Which lines in the records below contain the word "icon"? Copy each one.

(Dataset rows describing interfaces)
-*-

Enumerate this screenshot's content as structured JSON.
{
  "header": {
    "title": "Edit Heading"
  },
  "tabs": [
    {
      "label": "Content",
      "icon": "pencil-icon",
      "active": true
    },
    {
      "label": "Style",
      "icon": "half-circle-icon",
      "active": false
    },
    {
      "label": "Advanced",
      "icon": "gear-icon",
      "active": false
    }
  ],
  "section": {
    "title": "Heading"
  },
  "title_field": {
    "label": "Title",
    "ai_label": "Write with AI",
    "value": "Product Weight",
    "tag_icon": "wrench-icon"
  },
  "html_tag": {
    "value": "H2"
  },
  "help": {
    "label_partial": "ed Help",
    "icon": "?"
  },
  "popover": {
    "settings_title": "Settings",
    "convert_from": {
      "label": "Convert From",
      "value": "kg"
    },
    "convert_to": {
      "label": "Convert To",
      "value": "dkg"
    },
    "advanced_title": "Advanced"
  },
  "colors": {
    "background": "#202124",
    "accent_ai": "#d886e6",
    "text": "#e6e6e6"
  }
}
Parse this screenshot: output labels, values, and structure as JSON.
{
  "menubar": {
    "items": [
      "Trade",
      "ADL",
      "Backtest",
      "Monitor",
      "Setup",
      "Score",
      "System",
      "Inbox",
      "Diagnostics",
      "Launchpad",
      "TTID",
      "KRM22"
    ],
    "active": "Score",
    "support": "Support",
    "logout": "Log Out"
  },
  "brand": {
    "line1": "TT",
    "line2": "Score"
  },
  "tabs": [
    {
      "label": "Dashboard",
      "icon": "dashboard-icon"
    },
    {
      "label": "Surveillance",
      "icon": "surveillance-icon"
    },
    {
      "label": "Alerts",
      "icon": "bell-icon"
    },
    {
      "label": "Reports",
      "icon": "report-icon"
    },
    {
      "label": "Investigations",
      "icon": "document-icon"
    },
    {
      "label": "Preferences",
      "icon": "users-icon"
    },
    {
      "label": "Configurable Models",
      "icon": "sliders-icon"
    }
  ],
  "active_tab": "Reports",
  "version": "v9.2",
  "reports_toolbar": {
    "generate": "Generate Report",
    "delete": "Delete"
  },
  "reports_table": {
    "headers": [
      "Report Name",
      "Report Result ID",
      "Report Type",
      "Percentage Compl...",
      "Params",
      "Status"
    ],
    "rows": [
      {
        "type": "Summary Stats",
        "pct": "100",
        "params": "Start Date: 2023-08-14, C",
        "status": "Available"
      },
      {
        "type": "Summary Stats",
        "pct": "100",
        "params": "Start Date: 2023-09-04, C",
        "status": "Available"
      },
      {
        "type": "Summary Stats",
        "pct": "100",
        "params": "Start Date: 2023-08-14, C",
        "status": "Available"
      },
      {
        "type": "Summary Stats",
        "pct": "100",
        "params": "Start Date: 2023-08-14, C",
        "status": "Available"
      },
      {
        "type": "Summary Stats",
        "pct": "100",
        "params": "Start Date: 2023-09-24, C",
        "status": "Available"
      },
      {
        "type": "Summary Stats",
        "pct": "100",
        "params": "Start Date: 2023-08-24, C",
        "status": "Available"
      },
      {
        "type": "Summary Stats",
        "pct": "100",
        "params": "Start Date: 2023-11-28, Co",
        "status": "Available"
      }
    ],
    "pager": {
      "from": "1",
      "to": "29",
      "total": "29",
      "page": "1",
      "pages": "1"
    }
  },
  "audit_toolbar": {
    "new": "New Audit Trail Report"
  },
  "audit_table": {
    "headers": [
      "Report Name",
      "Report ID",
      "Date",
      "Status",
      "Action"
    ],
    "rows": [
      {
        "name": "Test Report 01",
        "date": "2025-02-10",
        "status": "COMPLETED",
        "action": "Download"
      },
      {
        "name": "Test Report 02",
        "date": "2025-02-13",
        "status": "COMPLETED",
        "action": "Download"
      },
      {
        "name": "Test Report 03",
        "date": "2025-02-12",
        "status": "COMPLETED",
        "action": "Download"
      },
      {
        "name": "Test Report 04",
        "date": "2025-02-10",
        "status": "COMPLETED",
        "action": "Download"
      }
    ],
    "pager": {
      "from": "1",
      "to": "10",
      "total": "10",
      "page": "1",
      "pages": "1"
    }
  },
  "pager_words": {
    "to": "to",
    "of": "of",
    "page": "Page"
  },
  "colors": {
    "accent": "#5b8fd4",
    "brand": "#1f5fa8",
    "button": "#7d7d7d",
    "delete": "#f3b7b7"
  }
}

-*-

> _Exercise output_:
      "icon": "pencil-icon",
      "icon": "half-circle-icon",
      "icon": "gear-icon",
    "tag_icon": "wrench-icon"
    "icon": "?"
      "icon": "dashboard-icon"
      "icon": "surveillance-icon"
      "icon": "bell-icon"
      "icon": "report-icon"
      "icon": "document-icon"
      "icon": "users-icon"
      "icon": "sliders-icon"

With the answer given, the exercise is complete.